GIVEN RECORDS>
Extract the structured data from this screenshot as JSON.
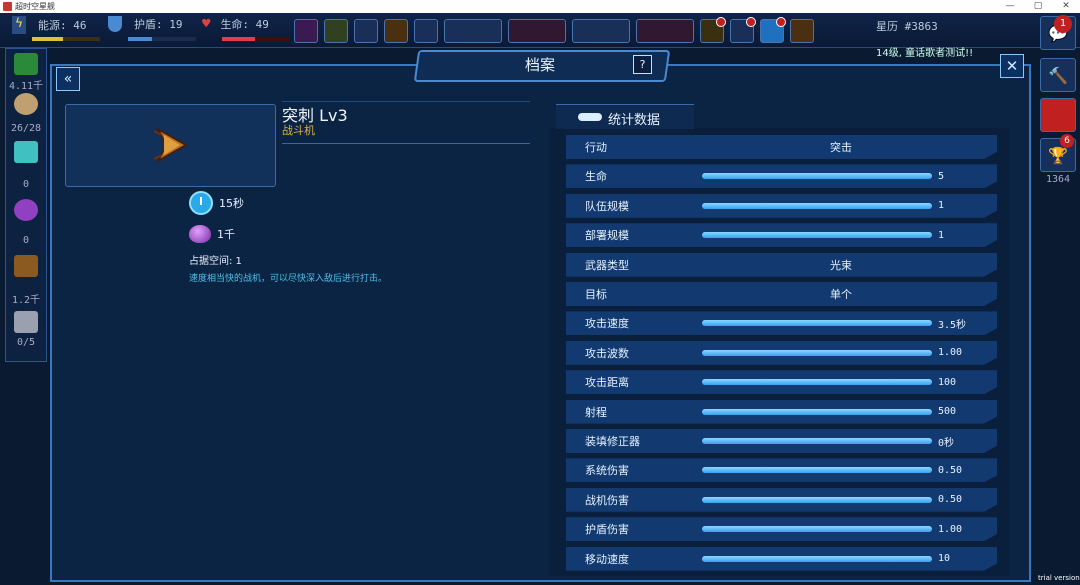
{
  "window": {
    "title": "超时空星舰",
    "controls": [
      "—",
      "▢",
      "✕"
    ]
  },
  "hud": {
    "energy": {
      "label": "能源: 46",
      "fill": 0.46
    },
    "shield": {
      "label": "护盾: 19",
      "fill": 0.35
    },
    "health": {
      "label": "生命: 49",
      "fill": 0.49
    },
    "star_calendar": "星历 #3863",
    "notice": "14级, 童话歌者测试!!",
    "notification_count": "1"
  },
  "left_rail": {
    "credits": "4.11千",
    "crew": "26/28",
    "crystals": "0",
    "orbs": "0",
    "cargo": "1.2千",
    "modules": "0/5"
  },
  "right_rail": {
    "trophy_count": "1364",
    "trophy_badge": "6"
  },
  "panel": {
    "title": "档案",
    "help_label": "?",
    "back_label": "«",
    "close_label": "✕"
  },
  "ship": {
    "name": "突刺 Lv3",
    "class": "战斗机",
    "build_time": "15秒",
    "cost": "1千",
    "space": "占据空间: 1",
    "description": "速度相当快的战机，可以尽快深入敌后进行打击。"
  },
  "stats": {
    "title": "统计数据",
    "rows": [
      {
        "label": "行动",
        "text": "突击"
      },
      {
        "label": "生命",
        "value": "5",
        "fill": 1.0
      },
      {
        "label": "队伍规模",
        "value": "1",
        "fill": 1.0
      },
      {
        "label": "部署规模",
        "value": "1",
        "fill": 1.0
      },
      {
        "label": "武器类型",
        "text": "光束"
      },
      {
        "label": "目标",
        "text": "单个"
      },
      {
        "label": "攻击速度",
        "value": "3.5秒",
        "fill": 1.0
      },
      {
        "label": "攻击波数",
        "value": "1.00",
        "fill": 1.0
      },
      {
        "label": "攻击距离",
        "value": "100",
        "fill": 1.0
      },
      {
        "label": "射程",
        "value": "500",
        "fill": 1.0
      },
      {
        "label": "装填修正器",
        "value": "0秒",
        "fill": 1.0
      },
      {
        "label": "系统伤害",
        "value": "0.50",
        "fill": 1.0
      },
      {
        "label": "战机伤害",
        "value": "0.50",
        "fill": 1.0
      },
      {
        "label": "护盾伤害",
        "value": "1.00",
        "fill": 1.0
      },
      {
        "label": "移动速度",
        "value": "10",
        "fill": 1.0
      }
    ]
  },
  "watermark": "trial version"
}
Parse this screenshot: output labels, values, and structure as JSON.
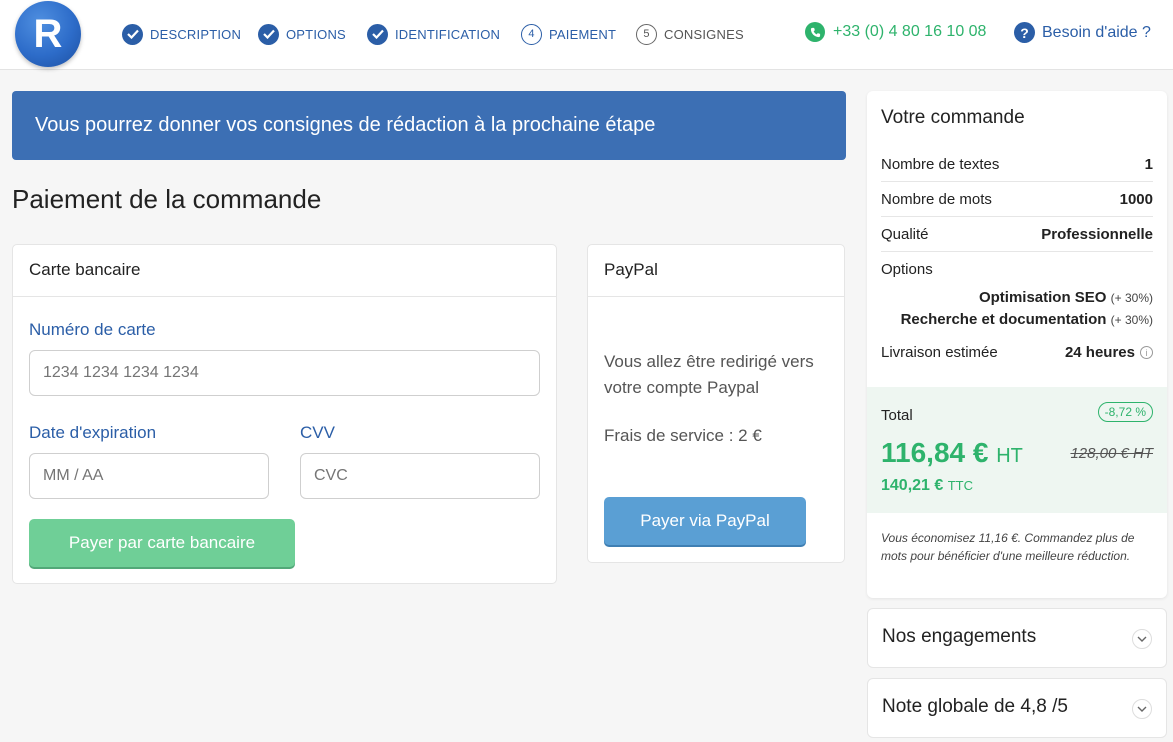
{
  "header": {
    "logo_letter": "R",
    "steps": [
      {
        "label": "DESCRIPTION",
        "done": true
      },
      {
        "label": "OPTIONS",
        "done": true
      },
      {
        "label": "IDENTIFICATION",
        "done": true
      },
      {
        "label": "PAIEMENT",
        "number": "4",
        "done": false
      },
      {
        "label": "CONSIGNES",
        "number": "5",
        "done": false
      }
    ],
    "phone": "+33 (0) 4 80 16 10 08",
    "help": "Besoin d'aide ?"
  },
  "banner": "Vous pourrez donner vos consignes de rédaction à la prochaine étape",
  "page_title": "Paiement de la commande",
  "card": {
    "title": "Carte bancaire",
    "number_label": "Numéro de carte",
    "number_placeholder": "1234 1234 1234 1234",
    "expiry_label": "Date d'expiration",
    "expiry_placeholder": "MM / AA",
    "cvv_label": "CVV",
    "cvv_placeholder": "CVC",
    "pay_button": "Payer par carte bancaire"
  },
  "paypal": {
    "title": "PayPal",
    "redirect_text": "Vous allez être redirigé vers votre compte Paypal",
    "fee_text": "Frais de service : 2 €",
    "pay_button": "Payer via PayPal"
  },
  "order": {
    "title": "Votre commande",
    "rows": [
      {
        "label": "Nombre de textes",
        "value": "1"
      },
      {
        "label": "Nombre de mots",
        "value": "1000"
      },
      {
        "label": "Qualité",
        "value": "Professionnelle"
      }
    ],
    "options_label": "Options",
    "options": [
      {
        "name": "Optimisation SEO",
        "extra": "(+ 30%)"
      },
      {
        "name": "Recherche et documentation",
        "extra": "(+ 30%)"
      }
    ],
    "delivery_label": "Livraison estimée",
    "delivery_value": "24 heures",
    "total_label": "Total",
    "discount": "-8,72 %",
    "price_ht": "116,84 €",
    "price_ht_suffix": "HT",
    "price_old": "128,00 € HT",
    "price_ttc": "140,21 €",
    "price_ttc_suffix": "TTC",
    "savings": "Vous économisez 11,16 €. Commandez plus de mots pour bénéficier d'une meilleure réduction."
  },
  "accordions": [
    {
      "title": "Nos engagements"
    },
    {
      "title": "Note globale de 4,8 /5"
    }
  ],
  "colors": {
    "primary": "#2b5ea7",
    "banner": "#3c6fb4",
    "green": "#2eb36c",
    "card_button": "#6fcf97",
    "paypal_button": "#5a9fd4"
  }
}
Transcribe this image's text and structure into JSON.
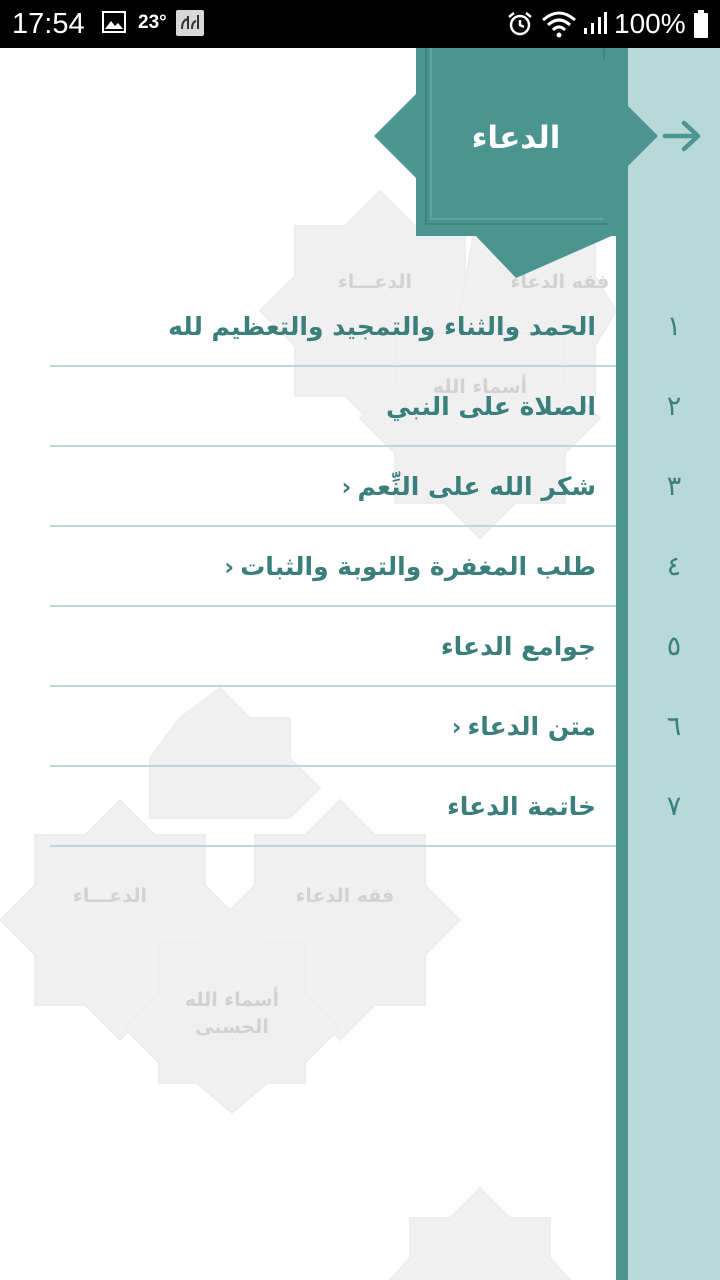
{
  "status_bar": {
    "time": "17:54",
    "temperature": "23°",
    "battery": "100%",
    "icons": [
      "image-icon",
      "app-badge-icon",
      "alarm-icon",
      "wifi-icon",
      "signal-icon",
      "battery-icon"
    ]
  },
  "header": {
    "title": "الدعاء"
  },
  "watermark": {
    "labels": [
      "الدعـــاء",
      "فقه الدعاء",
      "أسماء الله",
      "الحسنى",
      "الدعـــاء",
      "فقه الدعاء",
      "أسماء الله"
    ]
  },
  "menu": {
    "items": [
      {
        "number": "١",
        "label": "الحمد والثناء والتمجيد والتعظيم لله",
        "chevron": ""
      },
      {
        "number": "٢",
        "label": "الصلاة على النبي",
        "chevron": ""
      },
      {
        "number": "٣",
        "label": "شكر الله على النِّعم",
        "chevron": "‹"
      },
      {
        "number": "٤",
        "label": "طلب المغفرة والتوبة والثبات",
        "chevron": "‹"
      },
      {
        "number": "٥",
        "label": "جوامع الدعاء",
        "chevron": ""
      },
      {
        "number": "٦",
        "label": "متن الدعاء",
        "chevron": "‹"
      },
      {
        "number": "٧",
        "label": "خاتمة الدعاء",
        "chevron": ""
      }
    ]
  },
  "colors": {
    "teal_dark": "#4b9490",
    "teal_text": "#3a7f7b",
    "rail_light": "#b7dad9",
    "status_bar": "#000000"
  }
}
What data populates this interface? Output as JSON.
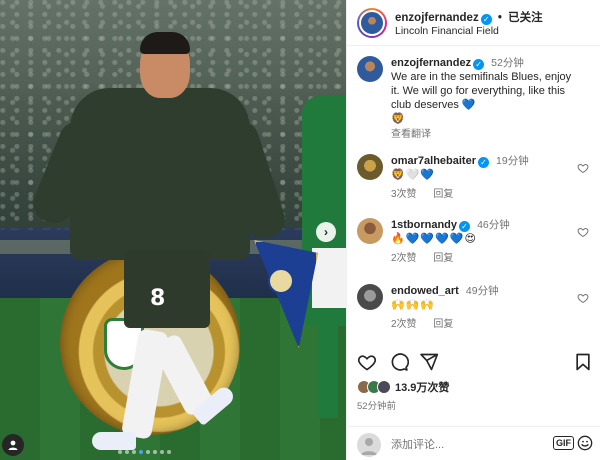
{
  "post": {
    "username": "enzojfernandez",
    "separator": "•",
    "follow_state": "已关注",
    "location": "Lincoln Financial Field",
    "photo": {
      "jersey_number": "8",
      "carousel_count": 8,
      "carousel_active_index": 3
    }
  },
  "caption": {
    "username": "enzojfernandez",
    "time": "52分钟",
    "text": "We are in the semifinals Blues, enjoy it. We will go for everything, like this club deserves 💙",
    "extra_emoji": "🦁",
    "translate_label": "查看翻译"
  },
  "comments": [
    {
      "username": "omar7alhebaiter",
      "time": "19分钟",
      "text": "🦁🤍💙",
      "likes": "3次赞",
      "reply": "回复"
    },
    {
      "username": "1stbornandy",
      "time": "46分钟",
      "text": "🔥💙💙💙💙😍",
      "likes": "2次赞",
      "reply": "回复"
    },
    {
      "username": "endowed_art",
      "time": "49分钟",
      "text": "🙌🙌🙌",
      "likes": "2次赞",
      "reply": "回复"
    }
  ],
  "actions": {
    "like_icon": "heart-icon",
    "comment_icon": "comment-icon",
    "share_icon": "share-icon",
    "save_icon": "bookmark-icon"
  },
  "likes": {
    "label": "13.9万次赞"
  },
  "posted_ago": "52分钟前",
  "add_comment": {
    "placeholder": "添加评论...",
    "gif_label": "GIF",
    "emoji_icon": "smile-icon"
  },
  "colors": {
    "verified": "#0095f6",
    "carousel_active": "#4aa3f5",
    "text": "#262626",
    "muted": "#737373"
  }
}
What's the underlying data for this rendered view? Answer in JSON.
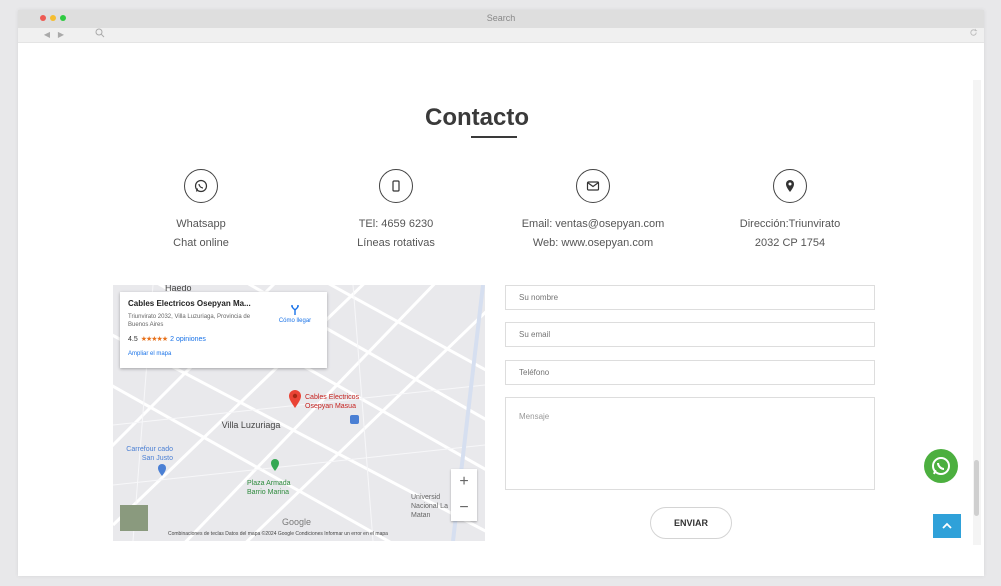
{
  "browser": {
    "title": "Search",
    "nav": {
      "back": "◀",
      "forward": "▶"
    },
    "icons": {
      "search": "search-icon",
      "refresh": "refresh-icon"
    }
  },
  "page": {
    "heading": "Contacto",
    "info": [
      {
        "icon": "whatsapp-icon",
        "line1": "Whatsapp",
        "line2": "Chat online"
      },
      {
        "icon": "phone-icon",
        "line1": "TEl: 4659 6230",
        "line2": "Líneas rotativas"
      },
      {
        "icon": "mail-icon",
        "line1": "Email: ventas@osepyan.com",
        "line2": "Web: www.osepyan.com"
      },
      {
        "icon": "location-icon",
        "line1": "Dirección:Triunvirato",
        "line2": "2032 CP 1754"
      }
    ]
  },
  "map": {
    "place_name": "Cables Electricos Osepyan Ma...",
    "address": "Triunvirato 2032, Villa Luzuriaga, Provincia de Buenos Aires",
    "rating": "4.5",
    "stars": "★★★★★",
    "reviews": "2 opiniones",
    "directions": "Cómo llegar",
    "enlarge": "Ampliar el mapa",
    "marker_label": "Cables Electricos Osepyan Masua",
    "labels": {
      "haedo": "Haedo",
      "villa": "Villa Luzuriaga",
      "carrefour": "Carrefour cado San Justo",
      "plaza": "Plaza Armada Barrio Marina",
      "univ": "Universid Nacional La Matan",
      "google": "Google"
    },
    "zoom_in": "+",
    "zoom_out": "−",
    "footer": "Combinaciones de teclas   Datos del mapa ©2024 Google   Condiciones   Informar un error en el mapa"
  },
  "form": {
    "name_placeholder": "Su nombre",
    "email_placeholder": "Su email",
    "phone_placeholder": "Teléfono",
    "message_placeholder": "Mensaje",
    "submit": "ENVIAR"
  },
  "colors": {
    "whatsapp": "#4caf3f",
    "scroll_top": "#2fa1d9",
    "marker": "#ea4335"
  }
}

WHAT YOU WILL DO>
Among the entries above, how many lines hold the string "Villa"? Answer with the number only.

EXERCISE SOLUTION>
2